careful diet and determined efforts towards daily exercise, I hoped to
be able to keep the inevitable side effects of weight gain and acne at
bay. Hard to keep up the enthusiasm though, when I no longer felt as
though I were in my body and everything had become dead in my brain. I
just felt so bland, as though my head were full of mushy rice, with
nothing connecting inside it. But, there was no way that I was going
to sink into the system and spend my life on drugs and in and out of
psychiatric hospitals. There had to be more".
Roxanne moved again, this time far away from old
influences, old memories, the doctors she had grown to mistrust, and
the threatened possibility of institutionalised care. Within days of
being in her new home, a neighbour told her of the work of Dr. Tomatis
and of the new clinic in nearby Lewes. Compared to psychiatric day
care, listening to filtered music held great attractions and Roxanne
Roxanne has now completed two sessions of treatment
at the Listening Centre in Lewes.
Friends cannot help remarking on the change in her
physical appearance alone:
"She moved here looking drawn, sullen,
self-conscious, humourless, lethargic and withdrawn...with a hefty
emotional barrier firmly in place around her...She wore clothes very
obviously to hide beneath...wore her hair tightly drawn from her face,
which gave her a rather severe look. But within a week of doing her
treatment, just the way she dressed began to change, very
obviously...then suddenly, as though outwardly indicating what was
going on inside, she released her very beautiful hair, letting it flow
around her shoulders...her eyes came alive, then her whole face lit
up, filled with wit, intelligence and expression...the change was
quite remarkable...I have to say I have never witnessed such a
dramatic physical change in a person - certainly not in so short a
For Roxanne, her most startling change has been the
loss of her addictive cravings - "I simply don't need drink! I
feel no desire for it whatsoever, neither socially, nor, most
significantly, when I am alone. The same goes with the drugs - after
five years of constant use, I have no desire for them. The need is
gone. It feels as though a gaping void has finally been filled.
"I am calm without having to be depressed at
the same time! I have no fear, no anxiety, no panic. I am more able to
handle situations, and stress is no longer overwhelming. For example,
when I was 'high' with the depression, I would create enormous debts
for myself and I have been on the run from debt collectors for a long
time. Now, I feel able to face facts, to take it in hand, and actually
make contact with these people myself, to come to some mutually
satisfactory arrangement. This would have been completely impossible

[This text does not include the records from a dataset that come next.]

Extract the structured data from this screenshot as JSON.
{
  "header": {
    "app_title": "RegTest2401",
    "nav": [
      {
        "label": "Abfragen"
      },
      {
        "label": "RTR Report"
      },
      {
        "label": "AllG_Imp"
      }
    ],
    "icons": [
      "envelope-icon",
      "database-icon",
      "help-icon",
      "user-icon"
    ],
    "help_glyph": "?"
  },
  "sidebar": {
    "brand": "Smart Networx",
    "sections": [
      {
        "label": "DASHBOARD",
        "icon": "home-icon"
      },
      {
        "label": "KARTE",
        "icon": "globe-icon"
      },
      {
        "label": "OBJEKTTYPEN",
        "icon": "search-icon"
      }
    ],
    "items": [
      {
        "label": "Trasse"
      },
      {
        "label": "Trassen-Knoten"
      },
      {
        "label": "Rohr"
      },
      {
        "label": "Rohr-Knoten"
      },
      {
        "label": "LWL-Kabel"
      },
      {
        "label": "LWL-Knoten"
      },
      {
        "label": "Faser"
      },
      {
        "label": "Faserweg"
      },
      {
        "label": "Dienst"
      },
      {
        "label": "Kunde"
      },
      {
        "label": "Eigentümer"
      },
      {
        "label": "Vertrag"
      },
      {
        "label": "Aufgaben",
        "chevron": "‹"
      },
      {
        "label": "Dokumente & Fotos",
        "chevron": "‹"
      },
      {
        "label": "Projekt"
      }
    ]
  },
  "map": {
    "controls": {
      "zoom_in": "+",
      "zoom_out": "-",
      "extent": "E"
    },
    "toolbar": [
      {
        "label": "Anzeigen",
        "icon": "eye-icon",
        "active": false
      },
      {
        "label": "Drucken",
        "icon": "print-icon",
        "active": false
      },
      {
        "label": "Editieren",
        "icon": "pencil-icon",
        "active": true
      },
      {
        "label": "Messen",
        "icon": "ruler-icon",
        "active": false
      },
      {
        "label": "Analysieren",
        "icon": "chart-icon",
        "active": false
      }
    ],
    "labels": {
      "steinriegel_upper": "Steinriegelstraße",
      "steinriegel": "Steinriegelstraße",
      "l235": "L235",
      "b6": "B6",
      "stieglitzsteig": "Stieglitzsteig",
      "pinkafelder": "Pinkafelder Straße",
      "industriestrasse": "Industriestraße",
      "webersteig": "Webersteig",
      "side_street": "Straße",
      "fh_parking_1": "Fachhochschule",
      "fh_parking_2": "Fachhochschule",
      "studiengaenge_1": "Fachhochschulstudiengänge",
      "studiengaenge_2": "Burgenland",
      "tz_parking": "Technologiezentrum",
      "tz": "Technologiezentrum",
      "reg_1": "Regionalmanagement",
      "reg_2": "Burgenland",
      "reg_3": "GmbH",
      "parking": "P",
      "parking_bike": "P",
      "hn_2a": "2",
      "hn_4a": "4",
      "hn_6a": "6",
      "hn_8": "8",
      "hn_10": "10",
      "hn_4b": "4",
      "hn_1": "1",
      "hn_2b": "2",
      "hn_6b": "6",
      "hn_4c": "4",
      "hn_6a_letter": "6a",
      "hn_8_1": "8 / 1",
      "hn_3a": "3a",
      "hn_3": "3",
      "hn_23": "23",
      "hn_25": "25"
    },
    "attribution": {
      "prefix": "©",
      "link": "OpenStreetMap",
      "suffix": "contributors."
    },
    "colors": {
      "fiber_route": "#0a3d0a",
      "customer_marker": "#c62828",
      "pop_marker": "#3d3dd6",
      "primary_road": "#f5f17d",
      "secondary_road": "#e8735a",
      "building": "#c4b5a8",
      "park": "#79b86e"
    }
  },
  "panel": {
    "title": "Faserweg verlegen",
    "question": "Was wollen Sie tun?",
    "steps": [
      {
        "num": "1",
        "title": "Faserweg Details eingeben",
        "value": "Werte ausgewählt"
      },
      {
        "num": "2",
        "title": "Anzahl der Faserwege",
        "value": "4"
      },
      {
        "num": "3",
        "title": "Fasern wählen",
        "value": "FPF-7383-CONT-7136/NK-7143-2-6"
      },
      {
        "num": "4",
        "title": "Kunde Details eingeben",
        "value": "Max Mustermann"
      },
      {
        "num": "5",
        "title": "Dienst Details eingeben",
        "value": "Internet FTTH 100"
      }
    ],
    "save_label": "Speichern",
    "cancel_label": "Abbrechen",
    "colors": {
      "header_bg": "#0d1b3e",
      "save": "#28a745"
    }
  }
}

"I am very excited that I have started to
dream again, having had no dreams for well over a year. The doctors
had told me that my body had been unable to enter Rapid Eye Movement
sleep, but now, through Listening Therapy I am able to sleep normally again and,
of course, feel much better, much more human for it.
"Physically, my severe pre-menstrual back pain
has gone and I am far less clumsy. I feel as though I have come into
my body, at last. For years I felt as though I was a little girl
rattling around in a grown-up body, which seemed too big to control
and had little to do with me. I felt as though I needed help with
everything. It was such an awful feeling to be in such a big body and
I always felt awkward, embarrassed and ashamed of it. Not so now!
Today I can say that I am right here, right now. And that's amazing!
"But most importantly, I think, is that I am
more accepting of myself. Always, as I grew up, I would do that thing
of writing a list of my greatest wishes in my diary and the first one
on my list would always be to 'Be my own friend'. This always seemed
impossible to achieve and has always been a fight which seemed
impossible to win - but now I believe I am closer to being a friend to
myself than ever before. All those psychologists, doctors, clinics and
drugs never got me even close to being able to consider that as a
possibility. It is a major step for me - all thanks to the Listening Therapy
treatment. Now I am excited about the future and I cannot wait to
start my third and final Listening Therapysession!".